Whether you’ve just started your first full-time job, or you’re in the middle of an internship, identifying a mentor in the workplace can be a really valuable way to get career advice that is tailored to your unique needs.
However valuable mentorship may be, it can be pretty intimidating to ask someone if they’re willing to be yours. How does it all work? Do you simply claim it, and begin Karate Kid-style lessons effective immediately? Here’s advice for when you’re thinking about asking someone to be your mentor, instruction guide to chopping wood in half not included:
Think about what it is you want to accomplish
A common mistake people make when looking out for potential mentors is they try to choose people they get along great with. While this is important, another essential element of a productive mentor is they should reflect your own ambitions in some way – they’re either in a role you’d like to see yourself in some time in the future or have an academic or work background that is extremely similar to yours.
Keeping your long-term goals in mind is, therefore, a crucial aspect of being able to figure out who can help coach you to get there. You may already have someone who you know well enough who occupies this role, or you may have to make the effort to establish a connection with this person.
Your mentor doesn’t necessarily have to occupy a senior role in the place you work, either: it could be a colleague who has a certain skill-set you admire as well and want to be able to learn from.
Mentorship works best when it is symbiotic
Once you know who you want your mentor to be, you’ll want to make the effort to foster a relationship with that person. While some offices have mentorship schemes in place, this isn’t necessary for you to get things going – something as simple as asking someone for coffee to discuss work can help build rapport.
If you feel comfortable enough with the person already, it’s just a matter of sitting down and asking the question. Things you’ll want to discuss include your motivations for choosing the person in question to be your mentor, your personal goals, and how you see yourself benefiting from the experience the other person has to offer.

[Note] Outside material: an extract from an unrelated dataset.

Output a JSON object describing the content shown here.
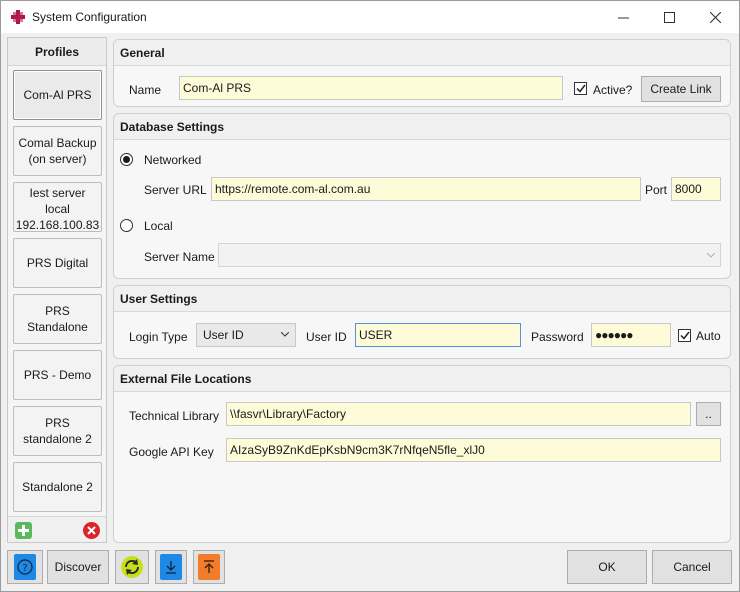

Remember that the point of mentorship isn’t that you have a personal life-coach who’s at your disposal any given minute: it’s finding someone whose work you respect and want to emulate. In order to do this effectively, you need to be able to demonstrate your support.
Think about ways in which you may be able to contribute to your mentor’s productivity: whether it’s through something as simple as liking articles they share on LinkedIn or assisting with extra projects outside of work. This way, you both learn from your mentor and provide value to them – a win-win situation for the both of you.